But Hamblen’s epiphany couldn’t account for the horde of reporters and photographers who swarmed Graham as he walked into the tent one night in late October.
Graham grew alarmed, according to Martin, fearing the media frenzy were feeding on some unknown scandal in his ministry.
In fact, they had come to praise Graham, not to bury him.
“You have just been kissed by William Randolph Hearst,” one reporter told the young preacher, showing Graham a two-word telegram sent by the newspaper magnate to his ink-stained scribes. It said, simply, “Puff Graham.”
Within days, headlines in Hearst papers, the country’s largest chain, trumpeted the “new tide of faith” turning under the big tent in Los Angeles. Newspapers across the country ran front-page stories about the conversions of Hamblen, Olympic runner Louis Zamperini and former mobster J. Arthur Vaus.
Other media soon joined the countrywide “amen corner.”
“Evangelist Graham seemed to be wielding the revival sickle as no one since Billy Sunday had wielded it,” raved Time magazine. Life magazine devoted four pages to the “rising young evangelist.”
Graham never fully understood why Hearst, engaged in a longtime extramarital affair and an even longer dalliance with dubious media ethics, decided to bestow his considerable blessing on the evangelist. The two men never met. And Hearst, famously reclusive, never gave an explanation.
Graham’s ardent anti-communism likely appealed to Hearst, but lots of preachers at the time warned of the Soviet threat, said Martin.
One thing is clear: The publicity campaign catapulted Graham into a new realm of fame. “It was an enormous boost,” said Balmer, “if for no other reason than it gave credibility, which brought in money to the ministry.”
It also brought multitudes to the Canvas Cathedral. Attendance spiked to 6,000 a night, with hundreds more thronged outside the tent.
As organizers extended the crusade to accommodate the growing crowds, a sign hoisted on the marquee proclaimed, “Something’s Happening Inside, CONTINUING Another Week.”
But even Graham didn’t quite know what that “something” was.
“You better get back out here real fast,” he told a friend in Chicago, “because something has broken out that is way beyond me.”
In the crusade’s eighth “sin-smashing” week, Graham ran out of sermons and had to ask friends for suggestions. In an inspired bit of borrowing, one night he preached 18th century evangelist Jonathan Edward’s famous sermon, “Sinners in the Hand of an Angry God,” nearly word for word.
By the time the crusade ended on November 20, 1949, 350,000 people had heard Graham preach at the Canvas Cathedral and 3,000 had heeded the call to devote their lives to Christ, according to the Billy Graham Evangelistic Association. Untold millions read and heard about the crusade, making Graham a lifelong believer in the power of the press.
To commemorate the crusade, Graham’s association keeps a mural-sized photograph of the Canvas Cathedral at its headquarters in Charlotte, North Carolina. “They regard that crusade as the changing of the water into wine,” said Martin.
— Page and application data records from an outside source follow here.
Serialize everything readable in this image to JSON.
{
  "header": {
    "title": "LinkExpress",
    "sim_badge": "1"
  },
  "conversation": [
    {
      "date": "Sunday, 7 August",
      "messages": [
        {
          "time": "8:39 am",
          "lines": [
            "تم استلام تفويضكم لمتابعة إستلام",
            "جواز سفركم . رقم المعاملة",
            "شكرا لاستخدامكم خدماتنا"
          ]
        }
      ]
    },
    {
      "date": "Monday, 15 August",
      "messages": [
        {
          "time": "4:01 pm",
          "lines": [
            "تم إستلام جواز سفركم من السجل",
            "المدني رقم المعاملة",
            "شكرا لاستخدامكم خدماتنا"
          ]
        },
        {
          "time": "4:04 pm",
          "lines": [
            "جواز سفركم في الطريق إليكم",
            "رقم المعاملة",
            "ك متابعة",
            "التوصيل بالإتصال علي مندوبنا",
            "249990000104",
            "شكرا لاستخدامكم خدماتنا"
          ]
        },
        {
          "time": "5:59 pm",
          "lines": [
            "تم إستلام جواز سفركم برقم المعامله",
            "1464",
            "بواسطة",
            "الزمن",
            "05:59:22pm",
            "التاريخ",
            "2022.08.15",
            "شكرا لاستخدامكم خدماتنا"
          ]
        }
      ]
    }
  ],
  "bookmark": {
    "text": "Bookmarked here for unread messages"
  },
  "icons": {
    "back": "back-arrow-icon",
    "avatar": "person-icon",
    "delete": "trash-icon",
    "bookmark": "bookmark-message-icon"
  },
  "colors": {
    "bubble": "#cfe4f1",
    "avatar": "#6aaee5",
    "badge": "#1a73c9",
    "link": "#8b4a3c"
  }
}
It’s hard to overstate the effects of the crusade — and its media coverage — on Graham’s ministry.
“I don’t think there’s any question that it’s what thrust him into the national consciousness,” said Martin.
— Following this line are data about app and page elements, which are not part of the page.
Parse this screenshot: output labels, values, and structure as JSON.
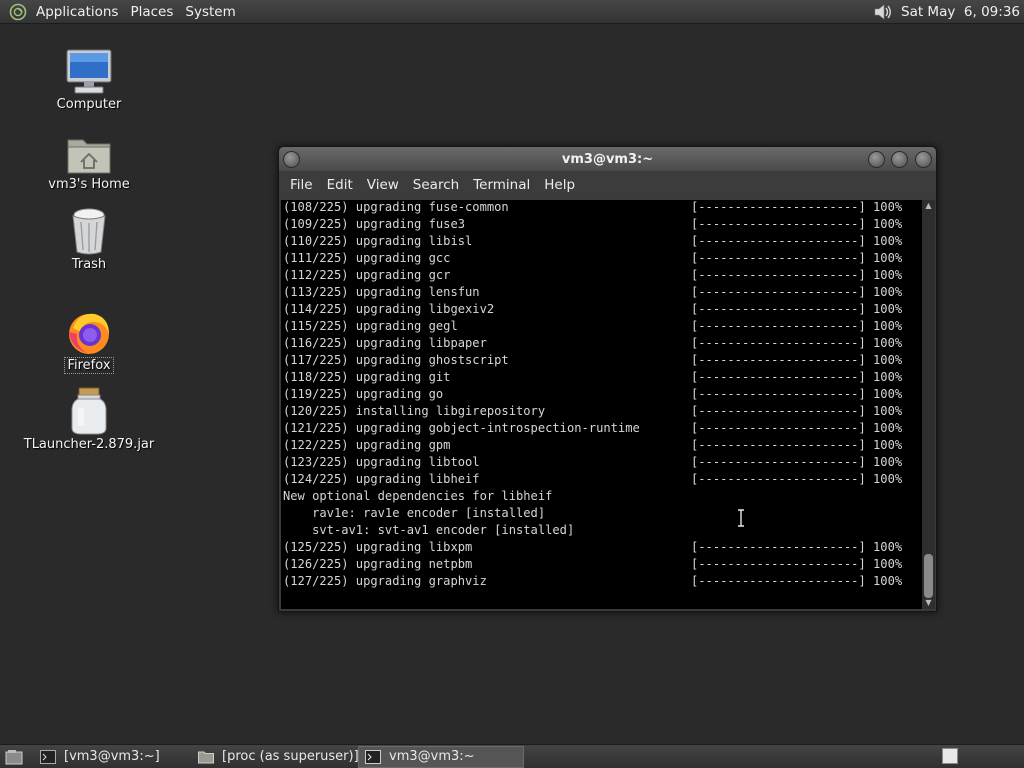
{
  "top_panel": {
    "menus": [
      "Applications",
      "Places",
      "System"
    ],
    "clock": "Sat May  6, 09:36"
  },
  "desktop_icons": [
    {
      "label": "Computer",
      "icon": "computer-icon"
    },
    {
      "label": "vm3's Home",
      "icon": "home-folder-icon"
    },
    {
      "label": "Trash",
      "icon": "trash-icon"
    },
    {
      "label": "Firefox",
      "icon": "firefox-icon"
    },
    {
      "label": "TLauncher-2.879.jar",
      "icon": "jar-file-icon"
    }
  ],
  "terminal": {
    "title": "vm3@vm3:~",
    "menu": [
      "File",
      "Edit",
      "View",
      "Search",
      "Terminal",
      "Help"
    ],
    "progress_bar": "[----------------------]",
    "lines": [
      {
        "text": "(108/225) upgrading fuse-common",
        "pct": "100%"
      },
      {
        "text": "(109/225) upgrading fuse3",
        "pct": "100%"
      },
      {
        "text": "(110/225) upgrading libisl",
        "pct": "100%"
      },
      {
        "text": "(111/225) upgrading gcc",
        "pct": "100%"
      },
      {
        "text": "(112/225) upgrading gcr",
        "pct": "100%"
      },
      {
        "text": "(113/225) upgrading lensfun",
        "pct": "100%"
      },
      {
        "text": "(114/225) upgrading libgexiv2",
        "pct": "100%"
      },
      {
        "text": "(115/225) upgrading gegl",
        "pct": "100%"
      },
      {
        "text": "(116/225) upgrading libpaper",
        "pct": "100%"
      },
      {
        "text": "(117/225) upgrading ghostscript",
        "pct": "100%"
      },
      {
        "text": "(118/225) upgrading git",
        "pct": "100%"
      },
      {
        "text": "(119/225) upgrading go",
        "pct": "100%"
      },
      {
        "text": "(120/225) installing libgirepository",
        "pct": "100%"
      },
      {
        "text": "(121/225) upgrading gobject-introspection-runtime",
        "pct": "100%"
      },
      {
        "text": "(122/225) upgrading gpm",
        "pct": "100%"
      },
      {
        "text": "(123/225) upgrading libtool",
        "pct": "100%"
      },
      {
        "text": "(124/225) upgrading libheif",
        "pct": "100%"
      },
      {
        "text": "New optional dependencies for libheif",
        "pct": null
      },
      {
        "text": "    rav1e: rav1e encoder [installed]",
        "pct": null
      },
      {
        "text": "    svt-av1: svt-av1 encoder [installed]",
        "pct": null
      },
      {
        "text": "(125/225) upgrading libxpm",
        "pct": "100%"
      },
      {
        "text": "(126/225) upgrading netpbm",
        "pct": "100%"
      },
      {
        "text": "(127/225) upgrading graphviz",
        "pct": "100%"
      }
    ]
  },
  "taskbar": {
    "tasks": [
      {
        "label": "[vm3@vm3:~]",
        "icon": "terminal-icon",
        "active": false
      },
      {
        "label": "[proc (as superuser)]",
        "icon": "folder-icon",
        "active": false
      },
      {
        "label": "vm3@vm3:~",
        "icon": "terminal-icon",
        "active": true
      }
    ]
  },
  "colors": {
    "desktop_bg": "#2a2a2a",
    "terminal_bg": "#000000",
    "terminal_fg": "#d6d6d6"
  }
}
Consider the following example: In 1948, the year before the Los Angeles crusade, 65,000 people came to hear Graham preach. In 1950, that number rose to 1.8 million, and continued to crest for decades.
As for Charles Templeton, unlike his friend, he attended Princeton Theological Seminary. He later left the ministry and gained prominence as a journalist in Canada. But he lost his Christian faith, saying he couldn’t believe the Bible anymore. He died an agnostic.